## Stored entries
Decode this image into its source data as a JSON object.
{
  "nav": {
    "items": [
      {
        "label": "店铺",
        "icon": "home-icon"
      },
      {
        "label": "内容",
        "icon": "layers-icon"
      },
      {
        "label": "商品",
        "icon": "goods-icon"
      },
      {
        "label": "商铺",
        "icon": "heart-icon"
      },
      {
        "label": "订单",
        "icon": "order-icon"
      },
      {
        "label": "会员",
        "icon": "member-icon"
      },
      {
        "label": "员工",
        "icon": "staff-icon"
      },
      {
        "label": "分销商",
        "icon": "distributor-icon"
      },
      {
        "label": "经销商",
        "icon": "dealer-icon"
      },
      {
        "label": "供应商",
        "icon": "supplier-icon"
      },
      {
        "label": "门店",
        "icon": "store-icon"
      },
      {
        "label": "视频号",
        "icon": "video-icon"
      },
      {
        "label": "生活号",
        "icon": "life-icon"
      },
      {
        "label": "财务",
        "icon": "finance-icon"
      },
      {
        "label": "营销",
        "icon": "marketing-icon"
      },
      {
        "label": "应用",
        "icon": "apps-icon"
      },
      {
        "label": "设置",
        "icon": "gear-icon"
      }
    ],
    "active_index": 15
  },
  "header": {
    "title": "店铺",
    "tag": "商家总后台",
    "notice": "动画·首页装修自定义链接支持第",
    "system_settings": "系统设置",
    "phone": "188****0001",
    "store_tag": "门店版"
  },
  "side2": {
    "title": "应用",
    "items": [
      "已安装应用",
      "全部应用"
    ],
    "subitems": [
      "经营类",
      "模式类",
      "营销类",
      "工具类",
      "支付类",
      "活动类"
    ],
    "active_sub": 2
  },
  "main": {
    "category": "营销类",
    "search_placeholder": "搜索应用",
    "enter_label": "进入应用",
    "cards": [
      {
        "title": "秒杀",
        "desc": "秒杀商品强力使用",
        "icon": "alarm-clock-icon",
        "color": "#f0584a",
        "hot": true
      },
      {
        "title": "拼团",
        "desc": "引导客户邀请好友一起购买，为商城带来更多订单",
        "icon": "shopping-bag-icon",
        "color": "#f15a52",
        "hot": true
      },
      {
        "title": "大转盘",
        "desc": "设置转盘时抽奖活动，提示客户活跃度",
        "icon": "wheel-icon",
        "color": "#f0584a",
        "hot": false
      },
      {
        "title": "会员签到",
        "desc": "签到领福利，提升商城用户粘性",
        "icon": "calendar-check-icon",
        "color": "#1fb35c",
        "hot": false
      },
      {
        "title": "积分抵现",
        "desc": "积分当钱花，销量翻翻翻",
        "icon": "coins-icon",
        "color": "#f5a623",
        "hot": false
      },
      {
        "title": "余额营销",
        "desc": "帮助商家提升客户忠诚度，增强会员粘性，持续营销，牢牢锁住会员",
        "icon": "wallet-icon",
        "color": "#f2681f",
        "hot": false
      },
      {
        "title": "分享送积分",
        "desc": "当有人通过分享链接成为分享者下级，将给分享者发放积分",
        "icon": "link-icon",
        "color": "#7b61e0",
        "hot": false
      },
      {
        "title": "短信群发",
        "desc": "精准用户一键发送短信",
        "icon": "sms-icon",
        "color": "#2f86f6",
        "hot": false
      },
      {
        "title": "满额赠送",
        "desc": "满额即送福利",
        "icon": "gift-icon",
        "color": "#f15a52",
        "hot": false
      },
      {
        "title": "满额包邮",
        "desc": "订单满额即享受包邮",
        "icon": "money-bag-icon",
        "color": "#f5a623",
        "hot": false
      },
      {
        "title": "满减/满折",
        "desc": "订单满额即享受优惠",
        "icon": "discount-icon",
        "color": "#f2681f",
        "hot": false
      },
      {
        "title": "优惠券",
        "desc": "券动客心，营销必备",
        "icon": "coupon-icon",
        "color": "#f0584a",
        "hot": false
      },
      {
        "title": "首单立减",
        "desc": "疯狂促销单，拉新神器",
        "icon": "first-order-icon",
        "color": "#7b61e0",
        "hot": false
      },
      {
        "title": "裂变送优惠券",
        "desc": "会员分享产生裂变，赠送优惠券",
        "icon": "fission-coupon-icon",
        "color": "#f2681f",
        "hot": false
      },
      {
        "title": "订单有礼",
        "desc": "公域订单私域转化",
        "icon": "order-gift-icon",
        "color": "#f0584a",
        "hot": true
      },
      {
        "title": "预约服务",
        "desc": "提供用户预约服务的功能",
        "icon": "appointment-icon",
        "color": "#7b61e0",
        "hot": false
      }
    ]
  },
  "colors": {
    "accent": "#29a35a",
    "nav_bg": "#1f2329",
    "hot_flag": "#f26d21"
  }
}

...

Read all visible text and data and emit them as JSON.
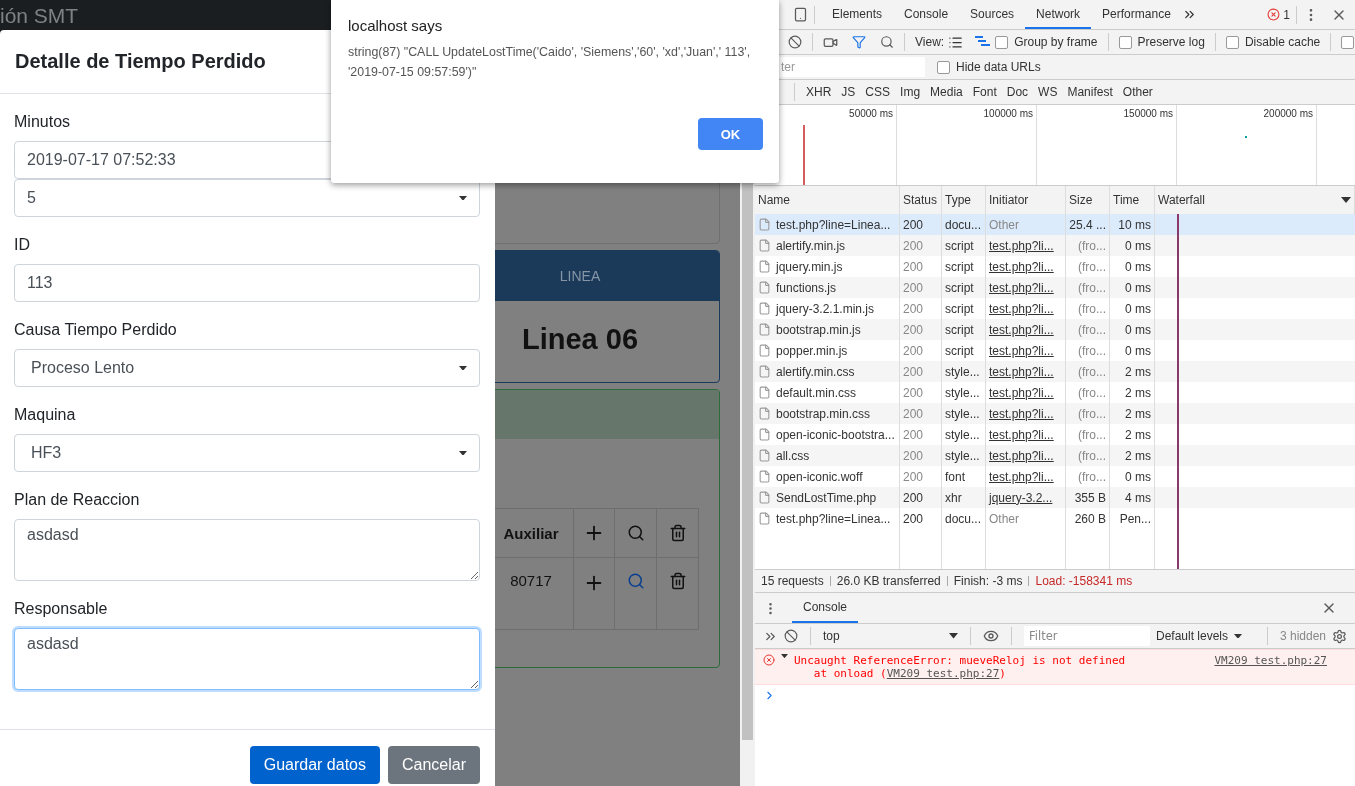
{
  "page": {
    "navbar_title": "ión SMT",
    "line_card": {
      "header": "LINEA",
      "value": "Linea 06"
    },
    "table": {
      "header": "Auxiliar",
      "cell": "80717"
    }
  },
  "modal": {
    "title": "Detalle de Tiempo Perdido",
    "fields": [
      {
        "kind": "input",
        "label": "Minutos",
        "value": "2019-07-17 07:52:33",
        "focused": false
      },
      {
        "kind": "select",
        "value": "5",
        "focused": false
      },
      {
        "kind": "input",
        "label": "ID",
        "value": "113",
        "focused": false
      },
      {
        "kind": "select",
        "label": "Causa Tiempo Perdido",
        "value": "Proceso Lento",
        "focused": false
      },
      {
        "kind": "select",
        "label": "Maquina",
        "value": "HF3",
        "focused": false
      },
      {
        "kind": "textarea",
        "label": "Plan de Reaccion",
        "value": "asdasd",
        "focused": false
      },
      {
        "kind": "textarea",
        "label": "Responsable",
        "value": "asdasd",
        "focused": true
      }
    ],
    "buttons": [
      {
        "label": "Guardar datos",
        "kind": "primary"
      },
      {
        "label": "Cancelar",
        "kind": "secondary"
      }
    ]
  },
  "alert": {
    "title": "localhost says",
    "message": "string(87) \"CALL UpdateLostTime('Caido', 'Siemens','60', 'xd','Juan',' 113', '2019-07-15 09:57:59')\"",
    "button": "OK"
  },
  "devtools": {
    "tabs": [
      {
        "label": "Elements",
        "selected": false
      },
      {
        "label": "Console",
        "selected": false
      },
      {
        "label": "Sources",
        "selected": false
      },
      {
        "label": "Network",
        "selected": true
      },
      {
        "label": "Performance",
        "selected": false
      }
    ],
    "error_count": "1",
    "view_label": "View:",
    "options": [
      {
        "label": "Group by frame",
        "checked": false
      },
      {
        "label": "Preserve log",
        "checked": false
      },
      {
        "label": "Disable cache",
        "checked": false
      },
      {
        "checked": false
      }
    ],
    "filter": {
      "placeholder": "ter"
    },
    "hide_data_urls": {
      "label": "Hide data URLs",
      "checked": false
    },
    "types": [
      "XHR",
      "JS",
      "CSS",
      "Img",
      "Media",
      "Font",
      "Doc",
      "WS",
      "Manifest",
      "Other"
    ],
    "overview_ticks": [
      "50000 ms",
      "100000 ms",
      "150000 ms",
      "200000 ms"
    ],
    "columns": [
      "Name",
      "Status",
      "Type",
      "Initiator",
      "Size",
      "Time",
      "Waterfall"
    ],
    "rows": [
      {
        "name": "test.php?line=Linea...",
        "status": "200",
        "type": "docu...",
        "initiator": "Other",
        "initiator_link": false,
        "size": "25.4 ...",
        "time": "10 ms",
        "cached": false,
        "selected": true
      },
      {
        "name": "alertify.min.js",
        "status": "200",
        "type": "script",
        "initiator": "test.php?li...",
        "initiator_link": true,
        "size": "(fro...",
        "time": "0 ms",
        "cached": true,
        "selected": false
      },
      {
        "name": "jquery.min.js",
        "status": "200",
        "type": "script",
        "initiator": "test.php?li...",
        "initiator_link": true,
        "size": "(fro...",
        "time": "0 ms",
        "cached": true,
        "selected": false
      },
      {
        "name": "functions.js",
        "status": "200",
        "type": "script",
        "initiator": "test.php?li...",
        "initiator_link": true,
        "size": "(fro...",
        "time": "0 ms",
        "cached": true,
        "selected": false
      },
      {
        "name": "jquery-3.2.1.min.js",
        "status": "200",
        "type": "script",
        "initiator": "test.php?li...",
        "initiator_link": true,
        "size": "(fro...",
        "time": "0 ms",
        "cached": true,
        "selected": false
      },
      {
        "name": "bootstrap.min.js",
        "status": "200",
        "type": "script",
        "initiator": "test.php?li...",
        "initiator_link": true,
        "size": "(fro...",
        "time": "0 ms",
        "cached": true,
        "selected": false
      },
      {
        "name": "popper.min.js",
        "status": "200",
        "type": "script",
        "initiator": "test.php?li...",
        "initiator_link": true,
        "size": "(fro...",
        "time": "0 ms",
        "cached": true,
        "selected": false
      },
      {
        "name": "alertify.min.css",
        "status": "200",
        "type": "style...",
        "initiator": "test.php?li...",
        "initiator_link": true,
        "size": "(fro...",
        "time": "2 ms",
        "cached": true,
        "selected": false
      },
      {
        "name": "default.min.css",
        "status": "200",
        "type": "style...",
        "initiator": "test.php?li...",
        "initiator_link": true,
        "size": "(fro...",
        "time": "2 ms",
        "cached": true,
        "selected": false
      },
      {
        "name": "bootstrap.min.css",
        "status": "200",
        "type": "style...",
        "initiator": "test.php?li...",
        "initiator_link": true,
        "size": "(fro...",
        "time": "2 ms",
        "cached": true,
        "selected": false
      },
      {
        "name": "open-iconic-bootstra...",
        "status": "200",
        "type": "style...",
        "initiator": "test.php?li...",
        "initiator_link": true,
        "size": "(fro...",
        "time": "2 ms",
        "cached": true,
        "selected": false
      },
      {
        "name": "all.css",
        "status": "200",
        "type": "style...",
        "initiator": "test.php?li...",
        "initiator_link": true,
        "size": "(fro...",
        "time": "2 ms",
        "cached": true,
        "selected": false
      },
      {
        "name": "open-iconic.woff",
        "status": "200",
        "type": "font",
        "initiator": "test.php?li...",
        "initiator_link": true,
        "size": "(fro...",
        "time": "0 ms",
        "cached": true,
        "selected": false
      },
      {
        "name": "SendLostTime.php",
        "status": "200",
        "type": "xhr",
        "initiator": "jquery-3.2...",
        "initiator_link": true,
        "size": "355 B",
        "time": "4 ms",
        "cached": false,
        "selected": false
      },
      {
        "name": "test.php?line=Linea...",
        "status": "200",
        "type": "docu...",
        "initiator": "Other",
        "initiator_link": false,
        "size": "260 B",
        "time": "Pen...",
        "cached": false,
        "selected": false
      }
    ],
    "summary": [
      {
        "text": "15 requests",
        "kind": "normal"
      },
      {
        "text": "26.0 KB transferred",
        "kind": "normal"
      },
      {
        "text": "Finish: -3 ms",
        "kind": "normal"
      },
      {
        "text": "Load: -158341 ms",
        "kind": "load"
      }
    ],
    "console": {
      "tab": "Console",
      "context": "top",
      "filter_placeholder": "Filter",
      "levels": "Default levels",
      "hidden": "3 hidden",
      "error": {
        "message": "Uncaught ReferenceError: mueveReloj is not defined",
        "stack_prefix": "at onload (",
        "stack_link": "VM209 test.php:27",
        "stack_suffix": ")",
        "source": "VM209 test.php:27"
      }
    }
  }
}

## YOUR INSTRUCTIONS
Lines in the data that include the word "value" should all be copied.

## REPLY
      "value": "Linea 06"
        "value": "2019-07-17 07:52:33",
        "value": "5",
        "value": "113",
        "value": "Proceso Lento",
        "value": "HF3",
        "value": "asdasd",
        "value": "asdasd",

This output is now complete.